BRASILIA, Brazil - Governments need to focus on water issues and prioritise water resources and management, the World Water Council (WWC) has said.
Organising a stakeholder meeting in Brasilia this week in preparation for the 8th World Water Forum a year from now, the council has said that investment is needed “at the highest political level to deliver safe water and sanitation universally”.
While the latest data shows that the global population using an improved drinking water source is up to 91%, from 76% in 1990, it’s estimated that 25% of improved water sources are deemed as “essentially unsafe”.
Furthermore, the Millennium Development Goal (MDG) for sanitation failed to meet its target.
By the time the MDGs reached their deadline in 2015, it was estimated that 32% (2.4 billion) people globally still didn’t have access to improved sanitation facilities.

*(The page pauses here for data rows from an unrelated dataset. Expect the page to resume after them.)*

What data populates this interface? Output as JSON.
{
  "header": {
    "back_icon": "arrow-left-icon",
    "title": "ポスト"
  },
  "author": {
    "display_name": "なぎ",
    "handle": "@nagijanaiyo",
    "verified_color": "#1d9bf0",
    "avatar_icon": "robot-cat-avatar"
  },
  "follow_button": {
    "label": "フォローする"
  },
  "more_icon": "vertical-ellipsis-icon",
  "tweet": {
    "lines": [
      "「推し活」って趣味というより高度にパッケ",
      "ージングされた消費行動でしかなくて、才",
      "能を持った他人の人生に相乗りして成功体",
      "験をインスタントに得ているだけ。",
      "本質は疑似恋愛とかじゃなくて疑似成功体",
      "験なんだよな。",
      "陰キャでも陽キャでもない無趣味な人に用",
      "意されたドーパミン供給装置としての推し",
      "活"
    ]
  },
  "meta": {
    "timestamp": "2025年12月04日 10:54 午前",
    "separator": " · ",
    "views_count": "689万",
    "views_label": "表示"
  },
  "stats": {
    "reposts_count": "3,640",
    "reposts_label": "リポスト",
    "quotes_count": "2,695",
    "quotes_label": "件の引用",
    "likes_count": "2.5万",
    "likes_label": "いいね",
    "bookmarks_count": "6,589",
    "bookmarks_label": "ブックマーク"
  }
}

Ahead of the stakeholder meeting, the WWC surveyed over 2000 millennials (birthdate between 1976 and 2004) for their views on water and sanitation. The results revealed that over one-third of millennials polled have experienced first-hand negative effects of a lack of safe water.
Although, nearly half of the Millennials are aware that there has been huge progress in access to safe water in Asia over the past five years, less than one-third think that progress has been made in Africa.
Benedito Braga, president of the World Water Council, said: “World leaders realize that sanitation is fundamental to public health, but we need to act now. In order to make water and sanitation universally available by 2030, we need commitment at the highest levels. Of equal importance is that water sources are being optimized to ensure that they are safe water sources.”
Braga added: “For every dollar invested in water and sanitation, there is an estimated $4.3 dollar (400%) return in the form of reduced health care costs for individuals and society worldwide. And this does not take into account the benefits to global development, which enables countries and societies to progress economically, culturally and politically. For example, for every $1 billion dollars invested in water and waste water, an estimated 28.500 jobs will be created.”
Csaba Kőrösi, director of environmental sustainability at the office of the president of the Republic of Hungary and Sherpa of the High Level Panel on Water (HLPW), said: “Public and concessional finances will not be enough to reach the investment level necessary for a water secure world. Private funds must have a role as well…Time is in short supply. We have 15 to 20 years before facing a significantly bigger challenge emanating from climate change and regional water crises interlinking into a global one.”
- The 8th World Water Forum is expected to be attended by over 30,000 participants and will take place from the 18th to the 23rd of March 2018, in Brazil, under the theme “Sharing Water.” The event is composed of five processes, namely the Thematic Process, Political Process, Regional Process, Citizens’ Forum and Sustainability Focus Group.